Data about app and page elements
^^^^^^^^

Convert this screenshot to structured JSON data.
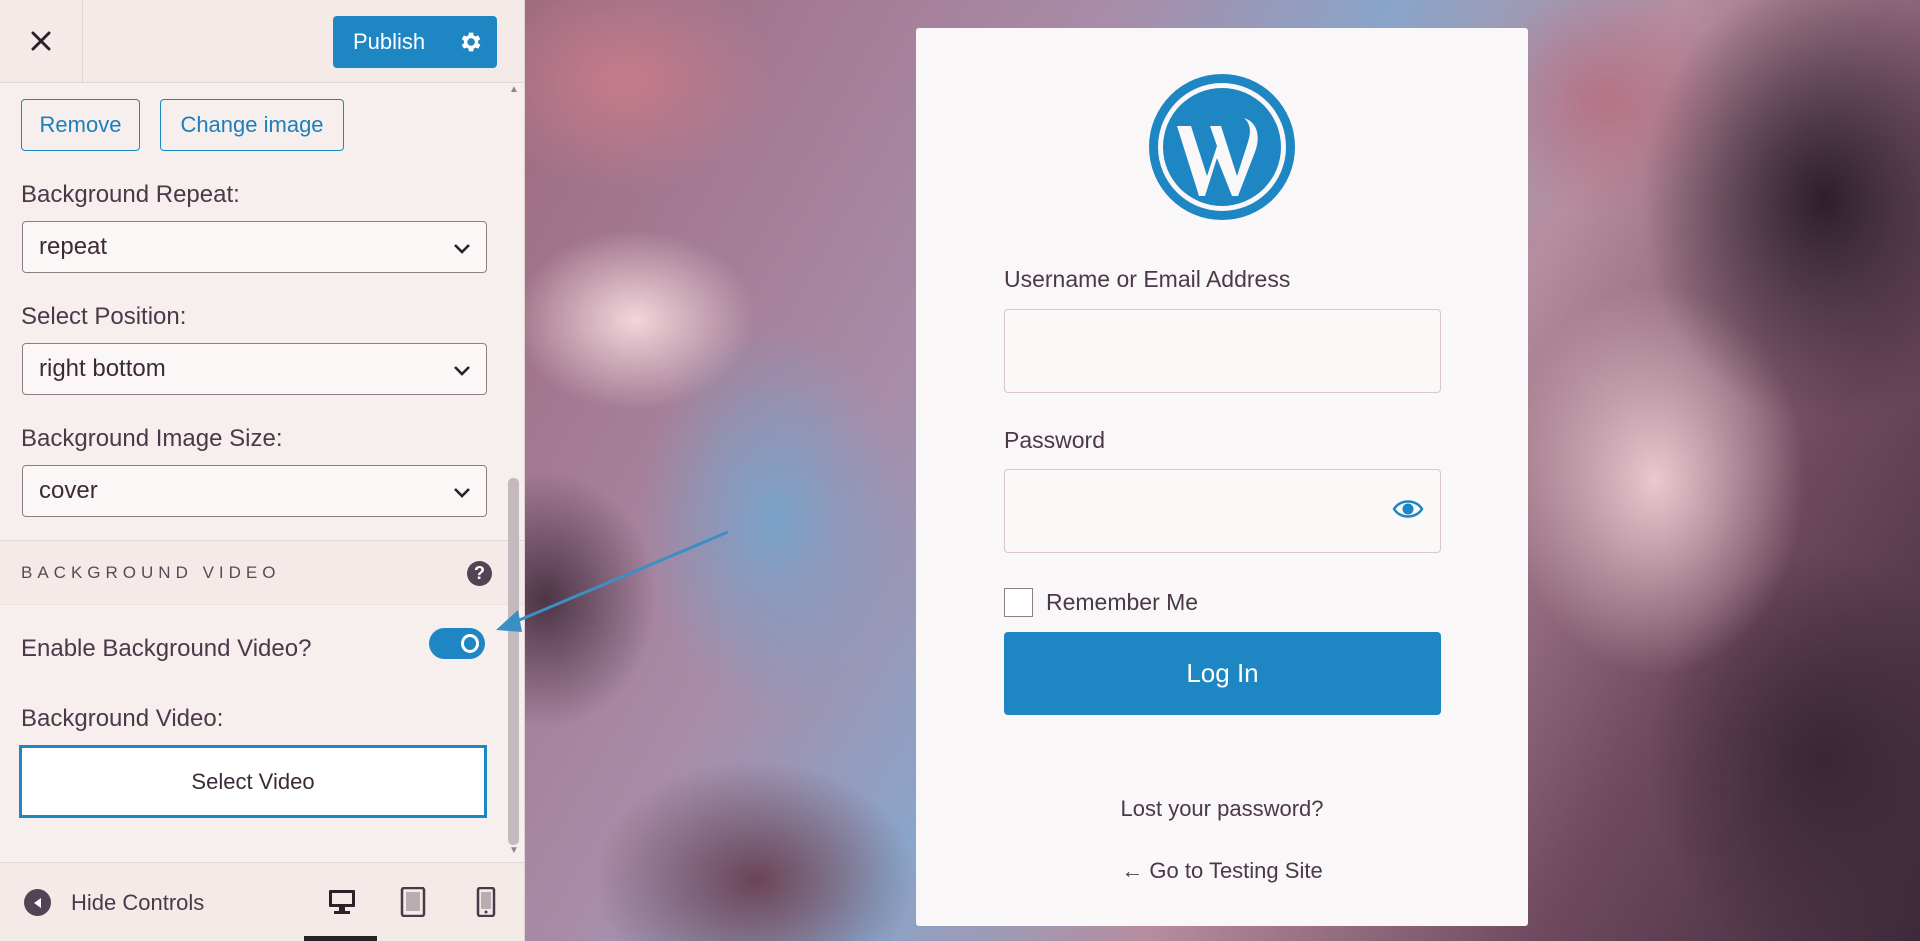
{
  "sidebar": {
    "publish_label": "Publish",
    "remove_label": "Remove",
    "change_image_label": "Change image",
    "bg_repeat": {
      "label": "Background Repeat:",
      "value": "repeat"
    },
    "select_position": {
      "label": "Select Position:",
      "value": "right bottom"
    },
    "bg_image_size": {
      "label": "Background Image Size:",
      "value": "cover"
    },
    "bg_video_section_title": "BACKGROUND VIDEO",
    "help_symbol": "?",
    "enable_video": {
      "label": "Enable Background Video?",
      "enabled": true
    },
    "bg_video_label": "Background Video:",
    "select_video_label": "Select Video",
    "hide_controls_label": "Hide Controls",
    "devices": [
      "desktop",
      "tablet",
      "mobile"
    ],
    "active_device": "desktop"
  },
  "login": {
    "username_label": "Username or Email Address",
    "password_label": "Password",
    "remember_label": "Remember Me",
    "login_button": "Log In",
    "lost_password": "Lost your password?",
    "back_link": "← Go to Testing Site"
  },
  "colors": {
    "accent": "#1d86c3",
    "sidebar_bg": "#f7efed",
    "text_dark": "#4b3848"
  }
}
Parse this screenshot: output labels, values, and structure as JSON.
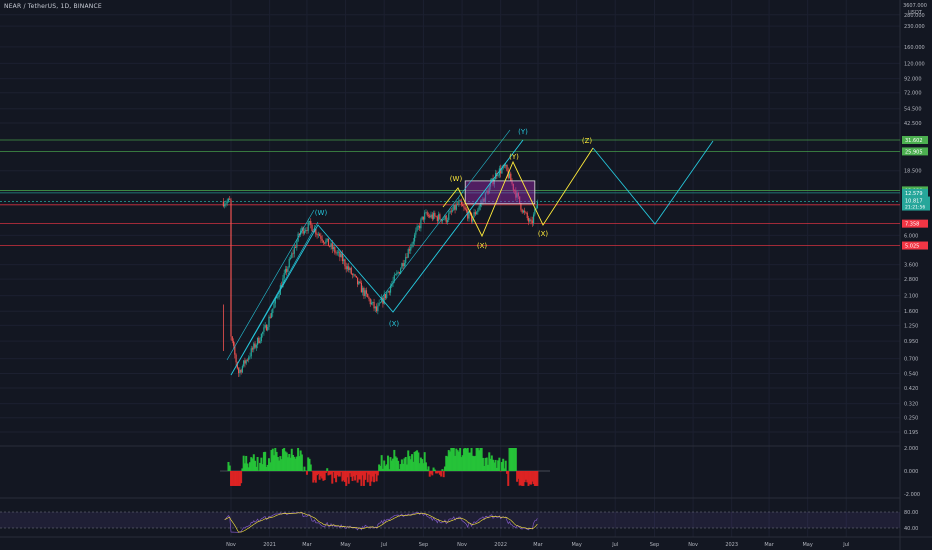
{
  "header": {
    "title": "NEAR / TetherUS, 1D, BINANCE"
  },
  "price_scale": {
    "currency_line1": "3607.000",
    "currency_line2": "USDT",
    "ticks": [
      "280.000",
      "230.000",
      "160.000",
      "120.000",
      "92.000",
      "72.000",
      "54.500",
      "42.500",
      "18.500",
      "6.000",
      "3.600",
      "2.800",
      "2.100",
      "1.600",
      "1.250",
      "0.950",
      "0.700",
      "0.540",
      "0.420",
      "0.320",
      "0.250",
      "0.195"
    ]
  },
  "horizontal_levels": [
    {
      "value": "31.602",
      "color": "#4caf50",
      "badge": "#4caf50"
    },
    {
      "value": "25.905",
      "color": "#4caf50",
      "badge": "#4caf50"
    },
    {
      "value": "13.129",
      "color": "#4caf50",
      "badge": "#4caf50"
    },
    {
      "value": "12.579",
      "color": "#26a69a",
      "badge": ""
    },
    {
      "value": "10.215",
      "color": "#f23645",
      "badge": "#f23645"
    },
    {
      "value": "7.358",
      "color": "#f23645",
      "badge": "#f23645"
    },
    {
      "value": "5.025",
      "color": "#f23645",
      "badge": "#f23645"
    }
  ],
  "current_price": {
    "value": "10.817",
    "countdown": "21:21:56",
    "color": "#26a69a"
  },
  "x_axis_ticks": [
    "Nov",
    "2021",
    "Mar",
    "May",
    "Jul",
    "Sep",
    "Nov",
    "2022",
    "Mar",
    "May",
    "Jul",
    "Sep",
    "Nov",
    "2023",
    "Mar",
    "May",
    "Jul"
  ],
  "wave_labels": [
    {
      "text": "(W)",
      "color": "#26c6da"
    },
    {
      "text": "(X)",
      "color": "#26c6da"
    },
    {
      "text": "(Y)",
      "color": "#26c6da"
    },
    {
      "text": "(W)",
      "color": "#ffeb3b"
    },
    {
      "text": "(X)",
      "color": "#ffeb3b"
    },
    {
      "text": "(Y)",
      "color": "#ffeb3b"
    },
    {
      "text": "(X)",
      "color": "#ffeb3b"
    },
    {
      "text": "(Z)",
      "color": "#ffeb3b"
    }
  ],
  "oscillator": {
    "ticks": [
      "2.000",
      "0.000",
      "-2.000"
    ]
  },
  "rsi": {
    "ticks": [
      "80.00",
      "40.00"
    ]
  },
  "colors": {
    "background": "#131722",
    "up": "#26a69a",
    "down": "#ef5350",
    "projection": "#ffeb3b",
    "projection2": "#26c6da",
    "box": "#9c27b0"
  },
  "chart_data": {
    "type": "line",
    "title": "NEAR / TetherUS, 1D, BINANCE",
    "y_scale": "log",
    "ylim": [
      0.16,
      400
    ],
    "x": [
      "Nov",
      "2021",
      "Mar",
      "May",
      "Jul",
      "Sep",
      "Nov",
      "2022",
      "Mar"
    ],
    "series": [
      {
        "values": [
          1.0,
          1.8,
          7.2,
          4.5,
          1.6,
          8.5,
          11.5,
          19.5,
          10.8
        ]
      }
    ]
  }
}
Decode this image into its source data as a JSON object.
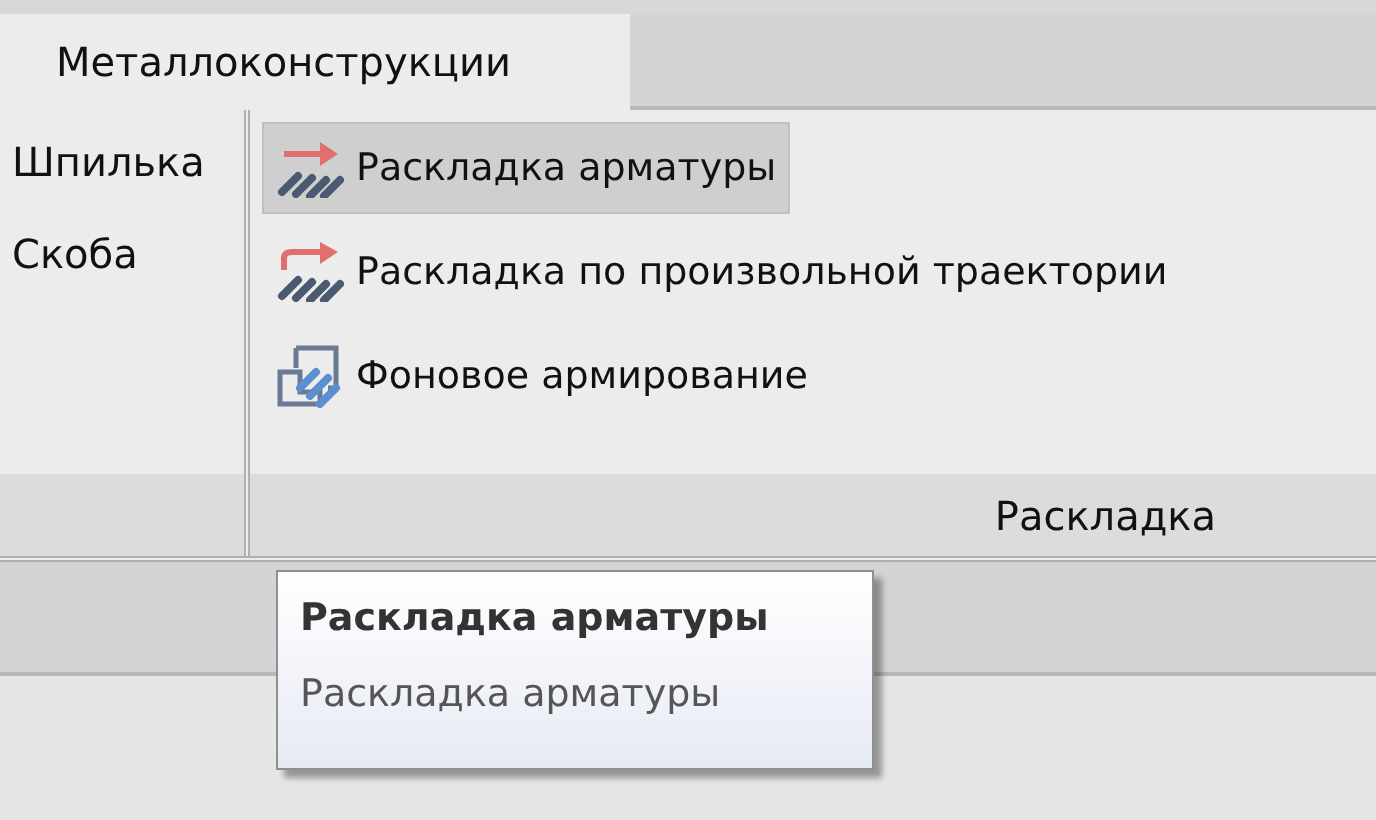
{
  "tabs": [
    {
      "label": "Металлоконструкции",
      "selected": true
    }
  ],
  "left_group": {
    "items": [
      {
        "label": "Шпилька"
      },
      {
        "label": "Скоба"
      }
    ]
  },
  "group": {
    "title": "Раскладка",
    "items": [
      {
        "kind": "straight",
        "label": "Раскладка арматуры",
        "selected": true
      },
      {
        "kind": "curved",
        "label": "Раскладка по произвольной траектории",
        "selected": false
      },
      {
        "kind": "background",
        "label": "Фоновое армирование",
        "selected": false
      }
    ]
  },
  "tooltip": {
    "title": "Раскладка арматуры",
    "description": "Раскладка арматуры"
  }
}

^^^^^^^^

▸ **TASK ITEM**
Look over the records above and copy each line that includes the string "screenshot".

▸ **ANSWER TO THIS EXERCISE**
Convert this screenshot to structured JSON data.
Parse this screenshot: output labels, values, and structure as JSON.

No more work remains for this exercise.